Latest in Aegis
When a state suffers an internationally wrongful act at the hands of another state, international law allows the injured state to respond in a variety of ways. Depending on the nature, scope, and severity of the initial wrongful act, lawful responses can range from a demand for reparations in response to a low-level violation to a forcible act of self-defense in response to an armed attack. Countermeasures offer an additional way for a state to respond to an internationally wrongful act.
With little fanfare and less public notice, Congress and the executive branch have cooperated effectively over the past decade to build a legal architecture for military cyber operations.
Our interview is with Mara Hvistendahl, investigative journalist at The Intercept and author of a new book, The Scientist and the Spy: A True Story of China, the FBI, and Industrial Espionage, as well as a deep WIRED article on the least known Chinese AI champion, iFlytek.
Across the United States and Europe, the act of clicking “I have read and agree” to terms of service is the central legitimating device for global tech platforms’ data-driven activities. In the European Union, the General Data Protection Regulation has recently come into force, introducing stringent new criteria for consent and stronger protections for individuals. Yet the entrenched long-term focus on users’ control and consent fails to protect consumers who face increasingly intrusive data collection practices.
Verified Accountability: Self-Regulation of Content Moderation as an Answer to the Special Problems of Speech Regulation
The “techlash” of the past few years represents a moment of quasi-constitutional upheaval for the internet. The way a few private companies have been “governing” large parts of the digital world has suffered a crisis of legitimacy. Calls to find mechanisms to limit the arbitrary exercise of power online have gained new urgency. This task of “digital constitutionalism” is one of the great projects of the coming decades. It is especially pressing in the context of content moderation – platforms’ practice of designing and enforcing rules for what they allow to be posted on their services.
Last week, as part of the Hoover Institution’s Security by the Book series, Jack Goldsmith spoke with Herb Lin and Amy Zegart, co-directors of the Stanford Cyber Policy Program.
This essay closely examines the effect on free-expression rights when platforms such as Facebook or YouTube silence their users’ speech. The first part describes the often messy blend of government and private power behind many content removals, and discusses how the combination undermines users’ rights to challenge state action. The second part explores the legal minefield for users—or potentially, legislators—claiming a right to speak on major platforms.
The Lawfare Podcast: Greg Miller on 'The Apprentice: Trump, Russia and the Subversion of American Democracy'
Last week, Jack Goldsmith got on the phone with Pulitzer Prize-winning Washington Post journalist Greg Miller to discuss Miller’s new book, “The Apprentice: Trump, Russia and the Subversion of American Democracy.” Miller’s book chronicles Russia’s efforts to interfere in the 2016 U.S. presidential election and the interactions among members of the Trump campaign, transition, and administration, and officials and representatives of the Russian government.
This Lawfare post summarizes a longer essay we are publishing today with the Hoover Working Group on National Security, Technology and Law. Our essay addresses whether governments ever have a justified basis for treating targets of surveillance differently, in any way, based on nationality.
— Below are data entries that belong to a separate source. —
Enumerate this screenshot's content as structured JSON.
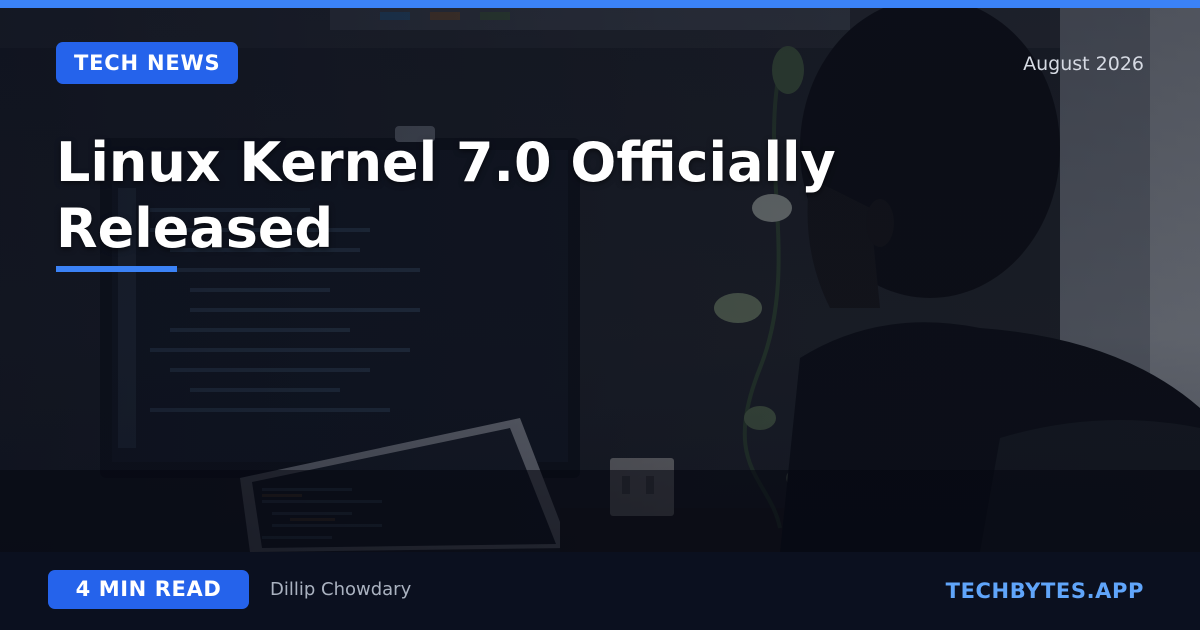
{
  "header": {
    "category": "TECH NEWS",
    "date": "August 2026"
  },
  "article": {
    "title": "Linux Kernel 7.0 Officially Released"
  },
  "footer": {
    "read_time": "4 MIN READ",
    "author": "Dillip Chowdary",
    "site": "TECHBYTES.APP"
  },
  "colors": {
    "accent": "#3b82f6",
    "badge": "#2563eb",
    "site_link": "#60a5fa",
    "footer_bg": "#0b101f"
  },
  "background_image": "photo of a person working at a desk with a monitor and laptop showing code"
}
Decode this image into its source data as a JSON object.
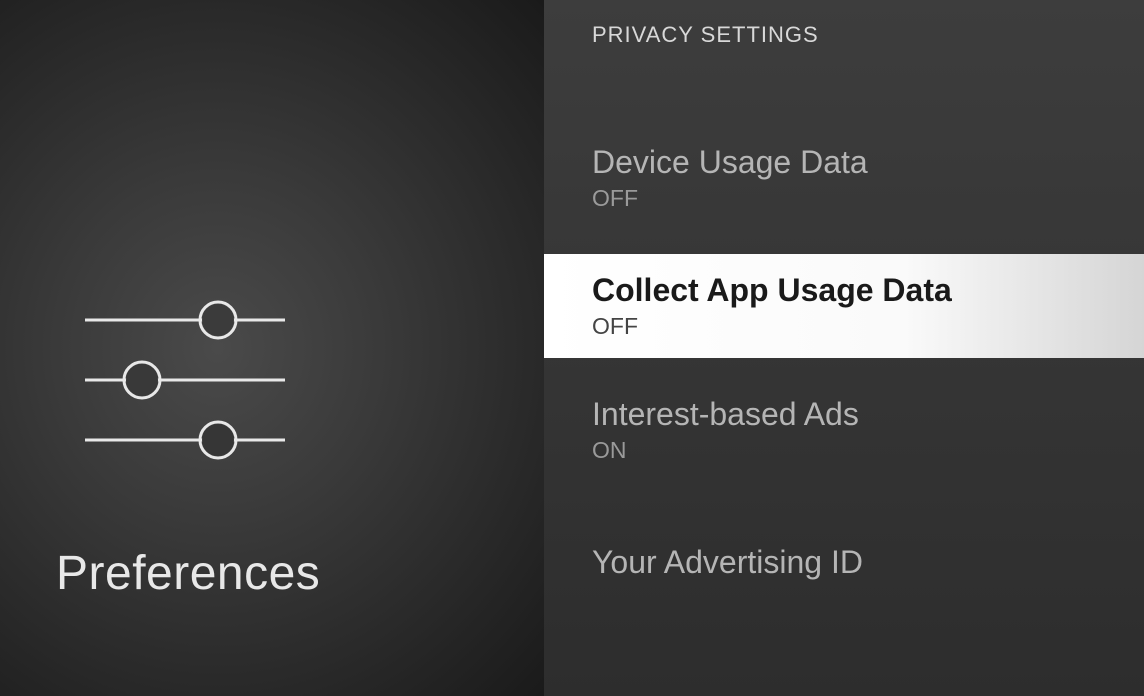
{
  "left": {
    "title": "Preferences"
  },
  "section": {
    "header": "PRIVACY SETTINGS"
  },
  "items": [
    {
      "label": "Device Usage Data",
      "value": "OFF",
      "selected": false
    },
    {
      "label": "Collect App Usage Data",
      "value": "OFF",
      "selected": true
    },
    {
      "label": "Interest-based Ads",
      "value": "ON",
      "selected": false
    },
    {
      "label": "Your Advertising ID",
      "value": "",
      "selected": false
    }
  ]
}
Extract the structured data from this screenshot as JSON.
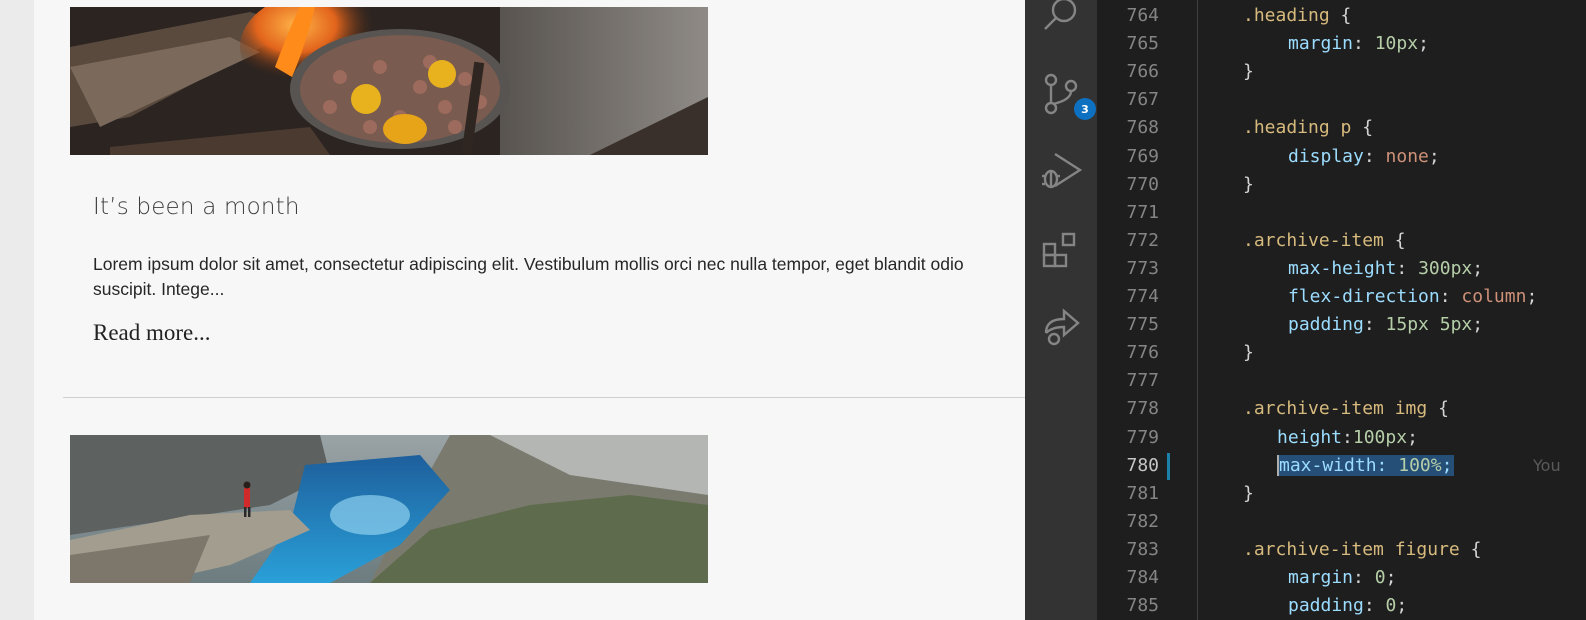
{
  "browser": {
    "post": {
      "title": "It’s been a month",
      "excerpt": "Lorem ipsum dolor sit amet, consectetur adipiscing elit. Vestibulum mollis orci nec nulla tempor, eget blandit odio suscipit. Intege...",
      "read_more": "Read more..."
    }
  },
  "activity_bar": {
    "items": [
      "search-icon",
      "source-control-icon",
      "run-debug-icon",
      "extensions-icon",
      "live-share-icon"
    ],
    "source_control_badge": "3"
  },
  "editor": {
    "lines": [
      {
        "n": "764",
        "sel": ".heading",
        "brace": " {"
      },
      {
        "n": "765",
        "prop": "margin",
        "val": "10px",
        "kind": "num"
      },
      {
        "n": "766",
        "close": "}"
      },
      {
        "n": "767"
      },
      {
        "n": "768",
        "sel": ".heading p",
        "brace": " {"
      },
      {
        "n": "769",
        "prop": "display",
        "val": "none",
        "kind": "str"
      },
      {
        "n": "770",
        "close": "}"
      },
      {
        "n": "771"
      },
      {
        "n": "772",
        "sel": ".archive-item",
        "brace": " {"
      },
      {
        "n": "773",
        "prop": "max-height",
        "val": "300px",
        "kind": "num"
      },
      {
        "n": "774",
        "prop": "flex-direction",
        "val": "column",
        "kind": "str"
      },
      {
        "n": "775",
        "prop": "padding",
        "val": "15px 5px",
        "kind": "num"
      },
      {
        "n": "776",
        "close": "}"
      },
      {
        "n": "777"
      },
      {
        "n": "778",
        "sel": ".archive-item img",
        "brace": " {"
      },
      {
        "n": "779",
        "prop": "height",
        "val": "100px",
        "kind": "num",
        "tight": true
      },
      {
        "n": "780",
        "prop": "max-width",
        "val": "100%",
        "kind": "num",
        "selected": true
      },
      {
        "n": "781",
        "close": "}"
      },
      {
        "n": "782"
      },
      {
        "n": "783",
        "sel": ".archive-item figure",
        "brace": " {"
      },
      {
        "n": "784",
        "prop": "margin",
        "val": "0",
        "kind": "num"
      },
      {
        "n": "785",
        "prop": "padding",
        "val": "0",
        "kind": "num"
      }
    ],
    "blame_text": "You"
  },
  "colors": {
    "selector": "#d7ba7d",
    "property": "#9cdcfe",
    "number": "#b5cea8",
    "string": "#ce9178",
    "selection": "#264f78",
    "badge": "#0e70c0"
  }
}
This issue is of general importance and has become particularly important in the current legal debates about whether the U.S.